A cookie is a small text file written to a user’s hard drive that contains an identifying user number. The cookies do not contain any personal information about users. We use the cookie so users do not have to log in every time they use the service and the cookie will automatically expire if you do not visit the Mondaq website (or its affiliate sites) for 12 months. We also use the cookie to personalise a user's experience of the site (for example to show information specific to a user's region). As the Mondaq sites are fully personalised and cookies are essential to its core technology the site will function unpredictably with browsers that do not support cookies - or where cookies are disabled (in these circumstances we advise you to attempt to locate the information you require elsewhere on the web). However if you are concerned about the presence of a Mondaq cookie on your machine you can also choose to expire the cookie immediately (remove it) by selecting the 'Log Off' menu option as the last thing you do when you use the site.

Some of our business partners may use cookies on our site (for example, advertisers). However, we have no access to or control over these cookies and we are not aware of any at present that do so.

Log Files

We use IP addresses to analyse trends, administer the site, track movement, and gather broad demographic information for aggregate use. IP addresses are not linked to personally identifiable information.


This web site contains links to other sites. Please be aware that Mondaq (or its affiliate sites) are not responsible for the privacy practices of such other sites. We encourage our users to be aware when they leave our site and to read the privacy statements of these third party sites. This privacy statement applies solely to information collected by this Web site.

Surveys & Contests

From time-to-time our site requests information from users via surveys or contests. Participation in these surveys or contests is completely voluntary and the user therefore has a choice whether or not to disclose any information requested. Information requested may include contact information (such as name and delivery address), and demographic information (such as postcode, age level). Contact information will be used to notify the winners and award prizes. Survey information will be used for purposes of monitoring or improving the functionality of the site.

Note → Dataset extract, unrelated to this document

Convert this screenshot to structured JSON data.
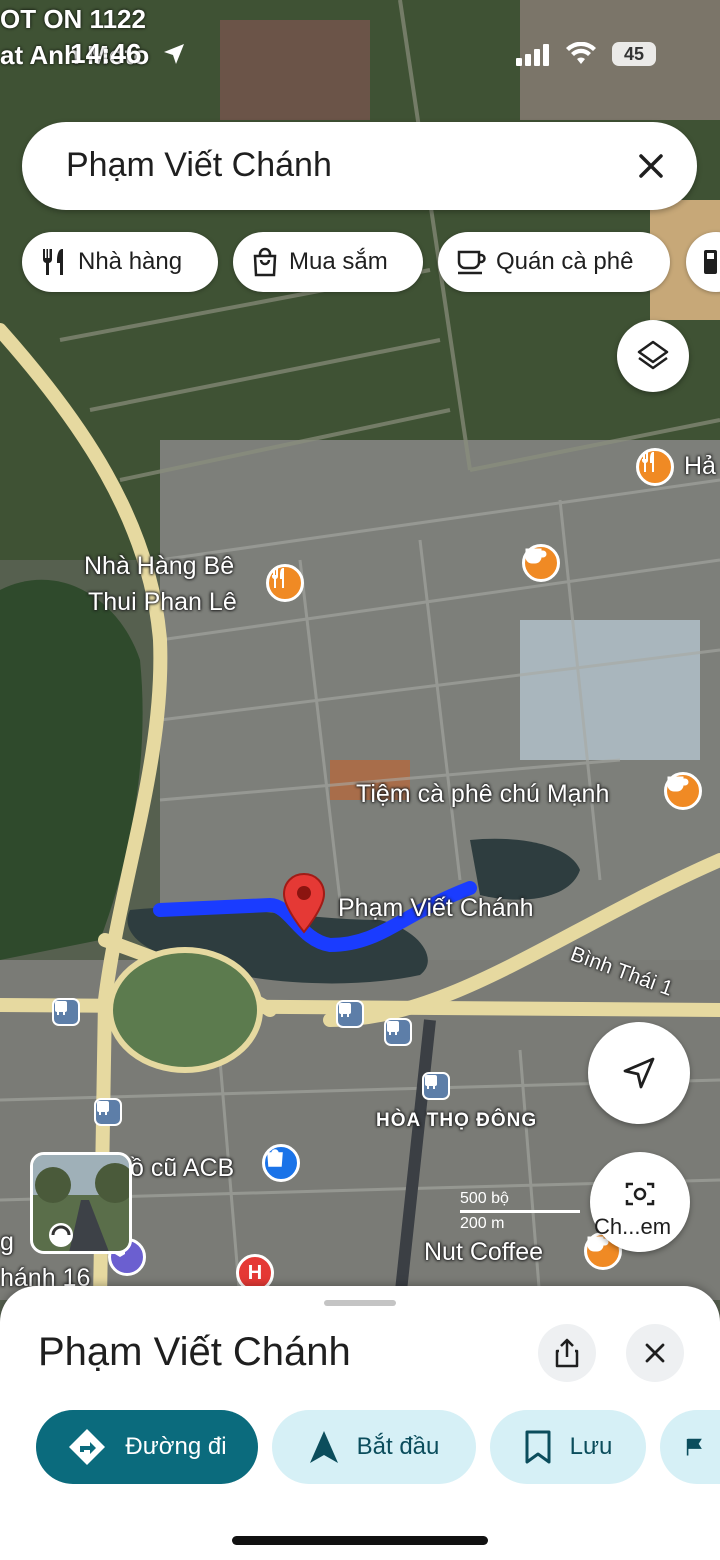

If a user elects to use our referral service for informing a friend about our site, we ask them for the friend’s name and email address. Mondaq stores this information and may contact the friend to invite them to register with Mondaq, but they will not be contacted more than once. The friend may contact Mondaq to request the removal of this information from our database.


This website takes every reasonable precaution to protect our users’ information. When users submit sensitive information via the website, your information is protected using firewalls and other security technology. If you have any questions about the security at our website, you can send an email to

Correcting/Updating Personal Information

If a user’s personally identifiable information changes (such as postcode), or if a user no longer desires our service, we will endeavour to provide a way to correct, update or remove that user’s personal data provided to us. This can usually be done at the “Your Profile” page or by sending an email to

Notification of Changes

If we decide to change our Terms & Conditions or Privacy Policy, we will post those changes on our site so our users are always aware of what information we collect, how we use it, and under what circumstances, if any, we disclose it. If at any point we decide to use personally identifiable information in a manner different from that stated at the time it was collected, we will notify users by way of an email. Users will have a choice as to whether or not we use their information in this different manner. We will use information in accordance with the privacy policy under which the information was collected.

How to contact Mondaq

You can contact us with comments or queries at

If for some reason you believe Mondaq Ltd. has not adhered to these principles, please notify us by e-mail at and we will use commercially reasonable efforts to determine and correct the problem promptly.